Work order » Out of the records below, copy all lines in which the word "exif" occurs.

Material for this exercise »
● ● ● ●

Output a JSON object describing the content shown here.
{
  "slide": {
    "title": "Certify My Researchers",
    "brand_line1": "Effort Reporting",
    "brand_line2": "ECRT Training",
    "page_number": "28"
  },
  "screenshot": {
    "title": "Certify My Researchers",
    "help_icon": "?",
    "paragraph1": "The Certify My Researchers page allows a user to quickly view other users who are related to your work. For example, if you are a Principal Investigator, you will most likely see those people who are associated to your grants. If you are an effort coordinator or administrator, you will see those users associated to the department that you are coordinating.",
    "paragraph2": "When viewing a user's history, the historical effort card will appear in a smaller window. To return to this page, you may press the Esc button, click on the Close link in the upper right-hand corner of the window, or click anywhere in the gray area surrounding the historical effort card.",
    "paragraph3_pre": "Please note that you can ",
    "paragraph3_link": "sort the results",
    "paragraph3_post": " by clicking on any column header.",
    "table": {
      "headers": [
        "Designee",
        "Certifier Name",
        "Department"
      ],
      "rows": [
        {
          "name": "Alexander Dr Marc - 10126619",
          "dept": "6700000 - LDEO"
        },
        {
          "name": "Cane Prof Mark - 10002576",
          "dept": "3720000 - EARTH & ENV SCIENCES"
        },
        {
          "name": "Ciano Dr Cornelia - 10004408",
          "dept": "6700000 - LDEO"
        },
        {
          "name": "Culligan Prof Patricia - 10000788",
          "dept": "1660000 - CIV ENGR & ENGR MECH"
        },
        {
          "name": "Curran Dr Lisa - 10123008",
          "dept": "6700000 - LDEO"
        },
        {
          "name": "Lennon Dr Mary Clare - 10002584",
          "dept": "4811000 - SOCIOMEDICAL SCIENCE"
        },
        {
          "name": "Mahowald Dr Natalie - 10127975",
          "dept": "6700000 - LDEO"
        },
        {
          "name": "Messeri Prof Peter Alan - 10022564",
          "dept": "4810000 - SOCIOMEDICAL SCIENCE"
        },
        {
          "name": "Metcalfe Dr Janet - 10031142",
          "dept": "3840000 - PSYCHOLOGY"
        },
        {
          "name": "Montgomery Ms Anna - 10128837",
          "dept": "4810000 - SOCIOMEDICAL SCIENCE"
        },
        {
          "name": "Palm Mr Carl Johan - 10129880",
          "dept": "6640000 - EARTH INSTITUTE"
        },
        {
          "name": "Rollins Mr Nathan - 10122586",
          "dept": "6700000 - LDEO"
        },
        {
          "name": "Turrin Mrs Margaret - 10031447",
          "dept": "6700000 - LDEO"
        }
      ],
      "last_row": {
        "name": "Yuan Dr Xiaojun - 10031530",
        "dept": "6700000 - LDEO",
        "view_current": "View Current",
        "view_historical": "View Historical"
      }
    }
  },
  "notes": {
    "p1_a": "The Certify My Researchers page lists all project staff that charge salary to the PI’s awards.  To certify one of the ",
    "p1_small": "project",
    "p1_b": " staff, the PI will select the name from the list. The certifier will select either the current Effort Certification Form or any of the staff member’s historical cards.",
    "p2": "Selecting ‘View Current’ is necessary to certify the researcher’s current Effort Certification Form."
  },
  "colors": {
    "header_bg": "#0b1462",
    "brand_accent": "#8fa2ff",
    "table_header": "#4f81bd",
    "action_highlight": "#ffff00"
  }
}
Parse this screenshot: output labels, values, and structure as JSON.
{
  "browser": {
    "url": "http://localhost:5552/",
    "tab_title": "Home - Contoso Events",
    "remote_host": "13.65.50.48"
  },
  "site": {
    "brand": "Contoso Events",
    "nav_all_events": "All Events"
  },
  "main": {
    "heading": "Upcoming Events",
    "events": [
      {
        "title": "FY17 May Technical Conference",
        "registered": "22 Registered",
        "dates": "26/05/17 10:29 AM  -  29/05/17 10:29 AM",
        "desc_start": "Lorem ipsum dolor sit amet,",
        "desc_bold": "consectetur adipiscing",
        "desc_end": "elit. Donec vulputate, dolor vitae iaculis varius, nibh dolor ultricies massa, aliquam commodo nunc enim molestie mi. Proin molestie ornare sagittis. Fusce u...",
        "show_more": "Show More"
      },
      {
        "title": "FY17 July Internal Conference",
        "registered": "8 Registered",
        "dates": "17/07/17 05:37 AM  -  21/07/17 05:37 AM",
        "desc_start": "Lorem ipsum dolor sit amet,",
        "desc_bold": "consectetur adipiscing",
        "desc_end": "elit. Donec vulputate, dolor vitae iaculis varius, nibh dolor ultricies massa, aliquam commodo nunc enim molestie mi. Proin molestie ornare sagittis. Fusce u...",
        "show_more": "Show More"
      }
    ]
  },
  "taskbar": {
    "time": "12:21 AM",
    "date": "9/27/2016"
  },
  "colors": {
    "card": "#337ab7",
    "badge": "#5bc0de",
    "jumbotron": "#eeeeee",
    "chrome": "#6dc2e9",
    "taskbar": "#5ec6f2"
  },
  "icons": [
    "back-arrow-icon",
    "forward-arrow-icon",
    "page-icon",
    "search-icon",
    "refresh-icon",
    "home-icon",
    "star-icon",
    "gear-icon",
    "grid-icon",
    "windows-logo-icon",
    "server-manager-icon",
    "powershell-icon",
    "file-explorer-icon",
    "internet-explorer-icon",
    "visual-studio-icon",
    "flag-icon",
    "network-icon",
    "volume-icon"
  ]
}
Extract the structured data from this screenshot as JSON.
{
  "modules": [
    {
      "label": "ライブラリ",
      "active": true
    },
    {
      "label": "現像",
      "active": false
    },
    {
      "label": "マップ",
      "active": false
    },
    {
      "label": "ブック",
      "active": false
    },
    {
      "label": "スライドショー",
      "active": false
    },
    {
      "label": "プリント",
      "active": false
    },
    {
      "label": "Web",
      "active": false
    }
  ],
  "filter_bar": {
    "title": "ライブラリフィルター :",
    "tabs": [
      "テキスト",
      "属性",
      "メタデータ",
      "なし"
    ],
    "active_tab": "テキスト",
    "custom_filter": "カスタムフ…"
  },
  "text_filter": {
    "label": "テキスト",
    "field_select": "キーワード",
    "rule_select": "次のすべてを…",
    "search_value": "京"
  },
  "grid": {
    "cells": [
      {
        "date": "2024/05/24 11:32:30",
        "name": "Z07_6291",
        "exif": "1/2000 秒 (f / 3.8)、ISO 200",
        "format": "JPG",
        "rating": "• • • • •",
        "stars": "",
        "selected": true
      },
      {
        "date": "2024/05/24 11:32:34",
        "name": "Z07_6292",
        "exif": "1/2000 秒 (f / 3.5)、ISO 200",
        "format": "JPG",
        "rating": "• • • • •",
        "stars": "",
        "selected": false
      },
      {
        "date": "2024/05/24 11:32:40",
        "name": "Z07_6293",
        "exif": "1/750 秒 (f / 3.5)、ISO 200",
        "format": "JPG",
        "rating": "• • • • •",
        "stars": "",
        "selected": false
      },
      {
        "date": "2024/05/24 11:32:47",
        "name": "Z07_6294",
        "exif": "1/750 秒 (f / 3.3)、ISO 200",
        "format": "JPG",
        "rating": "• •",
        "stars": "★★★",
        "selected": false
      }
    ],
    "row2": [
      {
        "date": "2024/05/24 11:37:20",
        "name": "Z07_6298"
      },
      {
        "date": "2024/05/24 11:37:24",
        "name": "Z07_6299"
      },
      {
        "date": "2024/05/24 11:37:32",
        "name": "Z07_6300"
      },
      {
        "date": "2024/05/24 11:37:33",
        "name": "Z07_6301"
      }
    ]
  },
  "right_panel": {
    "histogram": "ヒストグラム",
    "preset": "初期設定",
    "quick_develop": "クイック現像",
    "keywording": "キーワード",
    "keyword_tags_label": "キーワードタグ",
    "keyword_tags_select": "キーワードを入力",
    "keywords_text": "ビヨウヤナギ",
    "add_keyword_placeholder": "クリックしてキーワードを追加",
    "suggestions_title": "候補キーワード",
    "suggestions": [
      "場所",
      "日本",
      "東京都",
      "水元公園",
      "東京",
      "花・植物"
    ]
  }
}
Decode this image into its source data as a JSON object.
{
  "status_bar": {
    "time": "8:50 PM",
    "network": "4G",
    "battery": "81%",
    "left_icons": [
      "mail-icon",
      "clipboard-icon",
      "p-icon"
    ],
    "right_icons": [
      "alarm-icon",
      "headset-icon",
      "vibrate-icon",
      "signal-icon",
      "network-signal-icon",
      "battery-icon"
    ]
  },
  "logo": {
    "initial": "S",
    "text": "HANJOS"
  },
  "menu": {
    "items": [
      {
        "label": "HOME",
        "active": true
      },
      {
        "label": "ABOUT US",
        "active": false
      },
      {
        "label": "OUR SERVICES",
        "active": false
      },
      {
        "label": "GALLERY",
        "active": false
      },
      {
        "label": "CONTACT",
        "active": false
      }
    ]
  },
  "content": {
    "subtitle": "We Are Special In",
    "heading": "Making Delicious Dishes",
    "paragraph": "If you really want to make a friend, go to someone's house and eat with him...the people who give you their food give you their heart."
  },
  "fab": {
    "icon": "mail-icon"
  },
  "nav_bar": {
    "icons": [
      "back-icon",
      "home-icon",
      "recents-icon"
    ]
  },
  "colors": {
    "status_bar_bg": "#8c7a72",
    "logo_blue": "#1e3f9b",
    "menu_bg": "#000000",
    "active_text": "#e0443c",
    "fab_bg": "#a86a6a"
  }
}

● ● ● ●

Result of this exercise »
        "exif": "1/2000 秒 (f / 3.8)、ISO 200",
        "exif": "1/2000 秒 (f / 3.5)、ISO 200",
        "exif": "1/750 秒 (f / 3.5)、ISO 200",
        "exif": "1/750 秒 (f / 3.3)、ISO 200",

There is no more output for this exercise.